▸ **Items from an interface collection**
::::

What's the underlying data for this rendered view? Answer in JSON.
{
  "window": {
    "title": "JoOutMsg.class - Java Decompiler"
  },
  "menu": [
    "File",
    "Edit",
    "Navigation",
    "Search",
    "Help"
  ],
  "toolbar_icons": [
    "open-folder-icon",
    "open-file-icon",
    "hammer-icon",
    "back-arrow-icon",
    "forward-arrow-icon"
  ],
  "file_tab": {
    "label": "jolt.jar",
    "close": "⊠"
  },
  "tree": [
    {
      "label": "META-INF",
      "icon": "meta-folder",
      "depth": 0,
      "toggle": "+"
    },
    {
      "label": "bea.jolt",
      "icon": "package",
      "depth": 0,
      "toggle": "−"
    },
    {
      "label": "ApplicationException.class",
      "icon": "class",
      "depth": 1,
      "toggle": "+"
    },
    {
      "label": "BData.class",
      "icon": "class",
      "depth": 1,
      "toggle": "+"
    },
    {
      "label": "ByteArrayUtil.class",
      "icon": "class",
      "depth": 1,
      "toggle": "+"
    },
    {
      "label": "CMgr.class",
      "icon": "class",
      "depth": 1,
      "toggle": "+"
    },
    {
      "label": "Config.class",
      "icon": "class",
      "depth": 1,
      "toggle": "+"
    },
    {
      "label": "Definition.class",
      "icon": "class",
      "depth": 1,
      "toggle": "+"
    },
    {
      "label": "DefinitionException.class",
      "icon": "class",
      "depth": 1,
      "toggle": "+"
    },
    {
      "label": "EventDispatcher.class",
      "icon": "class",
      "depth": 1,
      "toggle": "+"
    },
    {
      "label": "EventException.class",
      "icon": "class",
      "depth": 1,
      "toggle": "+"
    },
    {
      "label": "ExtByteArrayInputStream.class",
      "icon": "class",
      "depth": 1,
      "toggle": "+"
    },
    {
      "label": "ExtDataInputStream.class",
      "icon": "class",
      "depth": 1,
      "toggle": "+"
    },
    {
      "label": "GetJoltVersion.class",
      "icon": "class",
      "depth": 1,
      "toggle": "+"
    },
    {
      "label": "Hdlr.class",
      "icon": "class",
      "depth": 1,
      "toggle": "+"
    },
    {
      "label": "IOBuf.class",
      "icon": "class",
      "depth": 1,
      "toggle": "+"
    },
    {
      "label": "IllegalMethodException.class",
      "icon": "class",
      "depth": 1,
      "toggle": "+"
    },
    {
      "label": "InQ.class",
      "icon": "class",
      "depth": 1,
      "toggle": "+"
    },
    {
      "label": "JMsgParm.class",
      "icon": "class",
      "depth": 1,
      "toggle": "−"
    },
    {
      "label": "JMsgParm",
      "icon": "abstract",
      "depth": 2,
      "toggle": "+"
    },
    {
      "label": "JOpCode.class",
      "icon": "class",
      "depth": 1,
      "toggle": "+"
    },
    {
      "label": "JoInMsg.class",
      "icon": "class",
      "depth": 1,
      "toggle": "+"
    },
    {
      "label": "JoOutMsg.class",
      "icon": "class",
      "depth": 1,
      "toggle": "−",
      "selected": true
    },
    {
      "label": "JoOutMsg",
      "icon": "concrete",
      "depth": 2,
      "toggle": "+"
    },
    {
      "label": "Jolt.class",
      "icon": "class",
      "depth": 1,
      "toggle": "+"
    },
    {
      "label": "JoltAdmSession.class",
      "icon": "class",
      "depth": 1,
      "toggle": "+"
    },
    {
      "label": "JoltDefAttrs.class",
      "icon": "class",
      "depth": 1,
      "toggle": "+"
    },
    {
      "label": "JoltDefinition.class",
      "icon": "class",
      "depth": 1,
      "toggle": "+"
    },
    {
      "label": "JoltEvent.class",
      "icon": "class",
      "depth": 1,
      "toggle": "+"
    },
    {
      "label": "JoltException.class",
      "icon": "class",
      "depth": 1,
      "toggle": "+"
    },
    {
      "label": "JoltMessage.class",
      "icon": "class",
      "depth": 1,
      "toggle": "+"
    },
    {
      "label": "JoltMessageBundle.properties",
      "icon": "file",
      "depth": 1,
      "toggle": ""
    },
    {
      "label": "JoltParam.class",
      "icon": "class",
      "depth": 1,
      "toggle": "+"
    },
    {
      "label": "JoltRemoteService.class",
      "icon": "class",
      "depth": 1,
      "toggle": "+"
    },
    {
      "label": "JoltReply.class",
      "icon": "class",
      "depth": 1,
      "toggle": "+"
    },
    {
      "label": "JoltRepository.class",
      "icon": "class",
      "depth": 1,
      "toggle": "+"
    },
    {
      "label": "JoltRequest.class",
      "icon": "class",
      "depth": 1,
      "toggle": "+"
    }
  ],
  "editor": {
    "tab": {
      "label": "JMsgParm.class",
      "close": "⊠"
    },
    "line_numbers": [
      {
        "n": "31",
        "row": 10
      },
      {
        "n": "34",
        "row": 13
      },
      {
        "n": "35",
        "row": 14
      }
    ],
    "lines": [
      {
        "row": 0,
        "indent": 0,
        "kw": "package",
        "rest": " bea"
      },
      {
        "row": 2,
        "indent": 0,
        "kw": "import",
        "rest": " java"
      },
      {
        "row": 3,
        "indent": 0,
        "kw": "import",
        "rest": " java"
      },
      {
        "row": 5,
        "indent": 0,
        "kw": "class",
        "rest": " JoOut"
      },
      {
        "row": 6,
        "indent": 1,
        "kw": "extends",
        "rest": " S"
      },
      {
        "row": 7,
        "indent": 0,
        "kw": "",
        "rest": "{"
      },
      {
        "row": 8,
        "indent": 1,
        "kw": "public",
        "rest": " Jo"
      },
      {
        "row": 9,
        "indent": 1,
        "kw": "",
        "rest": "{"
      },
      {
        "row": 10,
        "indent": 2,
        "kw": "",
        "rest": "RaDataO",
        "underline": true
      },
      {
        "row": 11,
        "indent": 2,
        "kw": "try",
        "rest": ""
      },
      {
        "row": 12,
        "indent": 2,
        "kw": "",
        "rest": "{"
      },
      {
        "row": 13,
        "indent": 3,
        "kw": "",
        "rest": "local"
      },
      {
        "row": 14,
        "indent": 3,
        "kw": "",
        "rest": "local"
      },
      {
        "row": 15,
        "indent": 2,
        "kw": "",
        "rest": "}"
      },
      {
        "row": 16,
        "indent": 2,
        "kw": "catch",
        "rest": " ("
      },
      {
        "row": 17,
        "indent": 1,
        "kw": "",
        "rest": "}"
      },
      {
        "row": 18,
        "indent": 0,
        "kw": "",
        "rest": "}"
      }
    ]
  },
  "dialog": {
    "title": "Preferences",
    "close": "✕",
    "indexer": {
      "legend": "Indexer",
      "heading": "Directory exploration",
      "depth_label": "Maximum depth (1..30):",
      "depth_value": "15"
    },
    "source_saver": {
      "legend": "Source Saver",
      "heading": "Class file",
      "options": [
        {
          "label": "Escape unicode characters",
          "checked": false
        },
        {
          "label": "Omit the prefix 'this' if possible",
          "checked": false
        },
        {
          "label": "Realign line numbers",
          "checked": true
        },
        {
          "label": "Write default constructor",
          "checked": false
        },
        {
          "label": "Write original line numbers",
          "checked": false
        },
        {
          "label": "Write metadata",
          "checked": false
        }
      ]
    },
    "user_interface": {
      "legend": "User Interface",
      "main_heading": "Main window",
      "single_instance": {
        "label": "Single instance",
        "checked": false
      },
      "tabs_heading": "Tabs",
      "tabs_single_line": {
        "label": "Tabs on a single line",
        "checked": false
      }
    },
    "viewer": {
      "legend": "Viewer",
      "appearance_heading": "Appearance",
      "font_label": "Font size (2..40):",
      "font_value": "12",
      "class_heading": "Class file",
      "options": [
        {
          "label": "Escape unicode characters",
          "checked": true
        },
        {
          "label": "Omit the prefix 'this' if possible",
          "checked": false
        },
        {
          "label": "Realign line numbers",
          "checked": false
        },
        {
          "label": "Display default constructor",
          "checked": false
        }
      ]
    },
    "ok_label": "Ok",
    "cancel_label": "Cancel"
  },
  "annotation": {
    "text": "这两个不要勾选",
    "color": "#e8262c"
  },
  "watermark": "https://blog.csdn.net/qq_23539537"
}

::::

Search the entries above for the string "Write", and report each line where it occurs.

          "label": "Write default constructor",
          "label": "Write original line numbers",
          "label": "Write metadata",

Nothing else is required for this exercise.